[Exercise prompt]: Please copy out every line in the entries that includes the word "icon".
· · · · · · ·
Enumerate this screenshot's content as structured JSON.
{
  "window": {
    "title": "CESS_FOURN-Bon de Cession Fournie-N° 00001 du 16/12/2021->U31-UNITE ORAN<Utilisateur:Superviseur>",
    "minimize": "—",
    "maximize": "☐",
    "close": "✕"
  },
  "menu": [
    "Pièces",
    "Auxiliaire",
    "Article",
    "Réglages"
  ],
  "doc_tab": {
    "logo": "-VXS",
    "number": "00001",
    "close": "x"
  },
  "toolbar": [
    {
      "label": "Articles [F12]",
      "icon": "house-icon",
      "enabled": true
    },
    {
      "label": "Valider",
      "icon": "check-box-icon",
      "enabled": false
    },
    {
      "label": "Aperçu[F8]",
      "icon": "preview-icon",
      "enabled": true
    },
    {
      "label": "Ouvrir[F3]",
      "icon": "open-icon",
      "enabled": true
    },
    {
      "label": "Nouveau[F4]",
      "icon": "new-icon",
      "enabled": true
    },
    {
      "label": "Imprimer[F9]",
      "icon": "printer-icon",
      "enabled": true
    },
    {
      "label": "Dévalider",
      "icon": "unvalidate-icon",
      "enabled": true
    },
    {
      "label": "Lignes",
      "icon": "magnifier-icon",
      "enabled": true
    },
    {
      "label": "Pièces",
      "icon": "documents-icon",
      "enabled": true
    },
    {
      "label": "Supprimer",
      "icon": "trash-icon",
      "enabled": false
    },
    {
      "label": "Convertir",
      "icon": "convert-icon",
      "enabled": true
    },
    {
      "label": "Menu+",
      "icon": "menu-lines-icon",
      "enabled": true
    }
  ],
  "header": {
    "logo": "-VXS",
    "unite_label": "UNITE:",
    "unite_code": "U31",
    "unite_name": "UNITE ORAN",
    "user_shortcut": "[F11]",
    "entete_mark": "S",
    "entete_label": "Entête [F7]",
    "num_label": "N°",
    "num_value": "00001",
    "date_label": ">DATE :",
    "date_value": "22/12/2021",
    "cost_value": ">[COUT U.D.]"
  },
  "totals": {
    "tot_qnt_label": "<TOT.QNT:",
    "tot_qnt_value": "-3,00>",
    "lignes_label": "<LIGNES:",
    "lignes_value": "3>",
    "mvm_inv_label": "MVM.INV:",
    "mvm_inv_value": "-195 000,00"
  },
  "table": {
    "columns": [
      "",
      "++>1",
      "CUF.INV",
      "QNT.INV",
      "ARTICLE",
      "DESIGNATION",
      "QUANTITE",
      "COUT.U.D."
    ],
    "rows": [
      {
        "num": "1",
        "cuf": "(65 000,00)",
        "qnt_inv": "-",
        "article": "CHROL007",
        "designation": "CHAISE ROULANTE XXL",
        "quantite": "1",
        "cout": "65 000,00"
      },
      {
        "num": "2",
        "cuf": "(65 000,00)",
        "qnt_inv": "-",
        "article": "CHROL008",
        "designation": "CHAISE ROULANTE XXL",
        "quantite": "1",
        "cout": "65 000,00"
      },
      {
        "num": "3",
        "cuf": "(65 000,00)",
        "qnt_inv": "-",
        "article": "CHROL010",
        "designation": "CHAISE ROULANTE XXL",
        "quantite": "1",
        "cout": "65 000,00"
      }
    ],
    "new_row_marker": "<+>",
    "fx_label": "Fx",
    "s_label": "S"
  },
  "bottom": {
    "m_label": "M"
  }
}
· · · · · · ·
[Expected answer]:
      "icon": "house-icon",
      "icon": "check-box-icon",
      "icon": "preview-icon",
      "icon": "open-icon",
      "icon": "new-icon",
      "icon": "printer-icon",
      "icon": "unvalidate-icon",
      "icon": "magnifier-icon",
      "icon": "documents-icon",
      "icon": "trash-icon",
      "icon": "convert-icon",
      "icon": "menu-lines-icon",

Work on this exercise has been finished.